» AIM OF THE EXERCISE
Go through the data and copy each line where the string "JSON" appears.

» PROVIDED RECORDS
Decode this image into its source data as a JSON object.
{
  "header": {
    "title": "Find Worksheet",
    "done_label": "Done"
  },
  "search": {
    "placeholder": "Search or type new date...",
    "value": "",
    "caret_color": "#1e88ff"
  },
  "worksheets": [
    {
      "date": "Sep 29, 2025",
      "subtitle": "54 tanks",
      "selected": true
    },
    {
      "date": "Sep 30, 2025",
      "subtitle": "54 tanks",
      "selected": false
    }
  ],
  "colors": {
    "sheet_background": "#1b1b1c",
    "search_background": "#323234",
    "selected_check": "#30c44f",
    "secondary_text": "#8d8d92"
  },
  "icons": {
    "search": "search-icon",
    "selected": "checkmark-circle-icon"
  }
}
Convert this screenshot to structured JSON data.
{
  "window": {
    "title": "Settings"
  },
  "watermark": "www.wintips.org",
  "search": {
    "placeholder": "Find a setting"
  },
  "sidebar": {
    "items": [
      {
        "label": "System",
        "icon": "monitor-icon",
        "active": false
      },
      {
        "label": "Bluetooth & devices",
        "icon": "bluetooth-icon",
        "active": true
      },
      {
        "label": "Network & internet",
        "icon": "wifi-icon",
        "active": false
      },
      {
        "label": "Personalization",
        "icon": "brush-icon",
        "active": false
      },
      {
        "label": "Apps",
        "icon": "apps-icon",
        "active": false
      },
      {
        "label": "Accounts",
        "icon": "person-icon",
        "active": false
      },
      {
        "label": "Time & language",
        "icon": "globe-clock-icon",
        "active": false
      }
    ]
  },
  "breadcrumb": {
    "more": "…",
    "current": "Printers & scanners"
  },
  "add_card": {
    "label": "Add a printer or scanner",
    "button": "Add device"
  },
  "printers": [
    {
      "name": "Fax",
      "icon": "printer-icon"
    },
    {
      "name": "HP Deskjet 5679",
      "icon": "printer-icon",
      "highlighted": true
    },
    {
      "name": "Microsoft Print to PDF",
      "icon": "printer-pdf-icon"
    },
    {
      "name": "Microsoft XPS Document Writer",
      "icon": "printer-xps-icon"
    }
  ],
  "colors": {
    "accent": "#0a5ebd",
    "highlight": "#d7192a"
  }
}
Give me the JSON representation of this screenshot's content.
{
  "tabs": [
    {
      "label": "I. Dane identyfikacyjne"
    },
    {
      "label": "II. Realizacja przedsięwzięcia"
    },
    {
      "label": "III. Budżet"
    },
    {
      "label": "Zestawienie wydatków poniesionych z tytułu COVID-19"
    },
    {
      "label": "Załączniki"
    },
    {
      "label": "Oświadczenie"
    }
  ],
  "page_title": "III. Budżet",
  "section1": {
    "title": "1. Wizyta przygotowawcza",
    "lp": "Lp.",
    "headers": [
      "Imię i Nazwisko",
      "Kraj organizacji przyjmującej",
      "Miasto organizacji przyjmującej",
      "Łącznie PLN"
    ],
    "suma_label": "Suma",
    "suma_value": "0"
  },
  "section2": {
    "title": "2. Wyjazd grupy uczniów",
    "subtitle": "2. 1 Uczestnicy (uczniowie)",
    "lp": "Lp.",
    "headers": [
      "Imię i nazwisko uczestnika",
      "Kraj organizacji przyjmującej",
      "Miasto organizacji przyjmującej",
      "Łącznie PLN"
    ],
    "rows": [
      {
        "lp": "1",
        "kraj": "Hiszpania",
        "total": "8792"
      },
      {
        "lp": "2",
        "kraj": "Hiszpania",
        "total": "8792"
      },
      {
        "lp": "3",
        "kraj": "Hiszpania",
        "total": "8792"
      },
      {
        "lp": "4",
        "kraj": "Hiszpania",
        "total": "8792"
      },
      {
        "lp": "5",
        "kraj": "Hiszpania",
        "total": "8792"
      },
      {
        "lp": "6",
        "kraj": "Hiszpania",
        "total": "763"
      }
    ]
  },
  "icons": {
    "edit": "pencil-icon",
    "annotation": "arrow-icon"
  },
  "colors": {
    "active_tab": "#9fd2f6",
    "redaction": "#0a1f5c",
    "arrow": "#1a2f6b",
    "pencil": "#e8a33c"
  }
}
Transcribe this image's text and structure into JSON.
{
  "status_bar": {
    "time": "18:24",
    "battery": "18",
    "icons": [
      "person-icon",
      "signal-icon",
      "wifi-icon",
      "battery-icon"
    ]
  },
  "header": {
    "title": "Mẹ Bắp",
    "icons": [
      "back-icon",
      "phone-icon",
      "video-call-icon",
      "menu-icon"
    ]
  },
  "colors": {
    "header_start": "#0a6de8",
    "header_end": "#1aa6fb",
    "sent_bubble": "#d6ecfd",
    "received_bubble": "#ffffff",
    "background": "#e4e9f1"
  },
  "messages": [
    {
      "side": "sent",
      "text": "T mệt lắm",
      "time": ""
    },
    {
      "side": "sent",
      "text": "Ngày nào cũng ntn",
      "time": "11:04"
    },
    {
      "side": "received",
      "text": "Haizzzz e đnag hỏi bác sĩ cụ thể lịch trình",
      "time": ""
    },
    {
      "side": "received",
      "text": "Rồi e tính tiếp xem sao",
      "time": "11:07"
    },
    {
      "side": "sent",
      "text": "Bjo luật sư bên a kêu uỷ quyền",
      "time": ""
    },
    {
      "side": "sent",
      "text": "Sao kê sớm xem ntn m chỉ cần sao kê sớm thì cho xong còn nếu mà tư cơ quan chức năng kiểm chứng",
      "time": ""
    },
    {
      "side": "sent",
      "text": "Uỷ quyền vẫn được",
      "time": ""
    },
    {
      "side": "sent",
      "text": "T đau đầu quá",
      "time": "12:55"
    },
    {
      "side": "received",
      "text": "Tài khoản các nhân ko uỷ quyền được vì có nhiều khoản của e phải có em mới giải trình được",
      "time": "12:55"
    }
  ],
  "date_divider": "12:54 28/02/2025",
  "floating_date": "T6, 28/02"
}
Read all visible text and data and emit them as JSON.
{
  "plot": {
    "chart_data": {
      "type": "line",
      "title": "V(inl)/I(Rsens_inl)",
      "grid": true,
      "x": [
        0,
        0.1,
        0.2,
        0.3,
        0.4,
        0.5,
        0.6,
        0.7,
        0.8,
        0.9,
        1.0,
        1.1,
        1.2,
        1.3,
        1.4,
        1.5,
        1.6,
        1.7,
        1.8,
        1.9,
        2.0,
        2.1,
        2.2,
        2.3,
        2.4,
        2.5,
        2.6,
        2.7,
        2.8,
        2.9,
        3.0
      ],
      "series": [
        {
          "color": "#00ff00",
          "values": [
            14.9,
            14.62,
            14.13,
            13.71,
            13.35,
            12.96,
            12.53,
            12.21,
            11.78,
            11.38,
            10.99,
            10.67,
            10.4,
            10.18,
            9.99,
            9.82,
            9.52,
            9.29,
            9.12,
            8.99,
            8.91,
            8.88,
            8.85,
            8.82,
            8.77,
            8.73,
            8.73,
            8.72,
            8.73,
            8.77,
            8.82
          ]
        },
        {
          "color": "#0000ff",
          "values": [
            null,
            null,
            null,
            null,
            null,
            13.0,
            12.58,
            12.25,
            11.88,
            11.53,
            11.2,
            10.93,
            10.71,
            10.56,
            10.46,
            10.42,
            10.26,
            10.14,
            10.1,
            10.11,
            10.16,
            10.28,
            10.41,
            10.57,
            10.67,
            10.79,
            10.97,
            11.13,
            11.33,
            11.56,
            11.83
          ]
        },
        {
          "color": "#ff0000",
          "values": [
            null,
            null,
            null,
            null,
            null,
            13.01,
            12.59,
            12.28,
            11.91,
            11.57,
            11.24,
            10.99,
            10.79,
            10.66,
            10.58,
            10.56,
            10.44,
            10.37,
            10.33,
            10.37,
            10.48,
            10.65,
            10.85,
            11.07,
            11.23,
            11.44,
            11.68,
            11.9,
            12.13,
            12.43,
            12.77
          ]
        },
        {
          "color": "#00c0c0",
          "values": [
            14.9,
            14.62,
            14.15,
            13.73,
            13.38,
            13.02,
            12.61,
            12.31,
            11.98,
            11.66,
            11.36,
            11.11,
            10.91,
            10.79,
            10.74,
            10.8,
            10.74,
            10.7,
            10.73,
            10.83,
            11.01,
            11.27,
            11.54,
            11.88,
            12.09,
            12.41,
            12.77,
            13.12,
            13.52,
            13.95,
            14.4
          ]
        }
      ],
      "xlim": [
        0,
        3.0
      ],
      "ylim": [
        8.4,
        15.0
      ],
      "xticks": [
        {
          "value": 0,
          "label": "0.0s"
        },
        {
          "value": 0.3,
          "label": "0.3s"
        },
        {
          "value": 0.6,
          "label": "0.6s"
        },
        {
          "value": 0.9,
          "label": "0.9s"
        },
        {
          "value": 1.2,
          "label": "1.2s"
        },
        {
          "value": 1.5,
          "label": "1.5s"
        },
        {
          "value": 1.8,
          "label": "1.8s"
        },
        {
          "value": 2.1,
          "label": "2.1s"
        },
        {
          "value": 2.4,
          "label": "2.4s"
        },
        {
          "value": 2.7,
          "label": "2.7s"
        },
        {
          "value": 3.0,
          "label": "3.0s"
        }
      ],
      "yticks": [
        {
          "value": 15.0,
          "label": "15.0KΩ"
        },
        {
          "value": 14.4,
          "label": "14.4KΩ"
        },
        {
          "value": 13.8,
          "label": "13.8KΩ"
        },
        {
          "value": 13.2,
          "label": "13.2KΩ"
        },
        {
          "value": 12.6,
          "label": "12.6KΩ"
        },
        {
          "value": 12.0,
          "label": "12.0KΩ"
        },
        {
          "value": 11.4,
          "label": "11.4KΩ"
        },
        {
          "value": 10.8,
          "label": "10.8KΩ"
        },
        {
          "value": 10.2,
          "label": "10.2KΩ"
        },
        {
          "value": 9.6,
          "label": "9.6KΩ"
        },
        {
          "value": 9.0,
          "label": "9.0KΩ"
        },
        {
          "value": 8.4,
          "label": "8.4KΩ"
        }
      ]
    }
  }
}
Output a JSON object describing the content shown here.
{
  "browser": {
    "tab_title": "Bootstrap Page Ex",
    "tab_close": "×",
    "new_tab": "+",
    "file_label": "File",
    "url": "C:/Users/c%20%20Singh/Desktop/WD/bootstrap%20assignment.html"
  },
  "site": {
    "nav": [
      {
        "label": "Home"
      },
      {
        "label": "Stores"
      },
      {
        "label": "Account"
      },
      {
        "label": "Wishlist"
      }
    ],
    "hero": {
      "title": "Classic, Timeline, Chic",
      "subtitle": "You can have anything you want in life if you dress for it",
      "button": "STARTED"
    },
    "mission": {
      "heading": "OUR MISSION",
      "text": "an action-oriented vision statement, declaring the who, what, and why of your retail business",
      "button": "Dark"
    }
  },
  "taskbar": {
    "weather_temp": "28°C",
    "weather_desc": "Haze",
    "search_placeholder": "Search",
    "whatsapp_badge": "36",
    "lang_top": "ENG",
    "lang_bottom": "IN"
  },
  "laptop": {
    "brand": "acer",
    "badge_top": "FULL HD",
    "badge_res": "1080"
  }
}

» RESPONSE
Decode this image into its source data as a JSON object.
Convert this screenshot to structured JSON data.
Give me the JSON representation of this screenshot's content.
Transcribe this image's text and structure into JSON.
Read all visible text and data and emit them as JSON.
Output a JSON object describing the content shown here.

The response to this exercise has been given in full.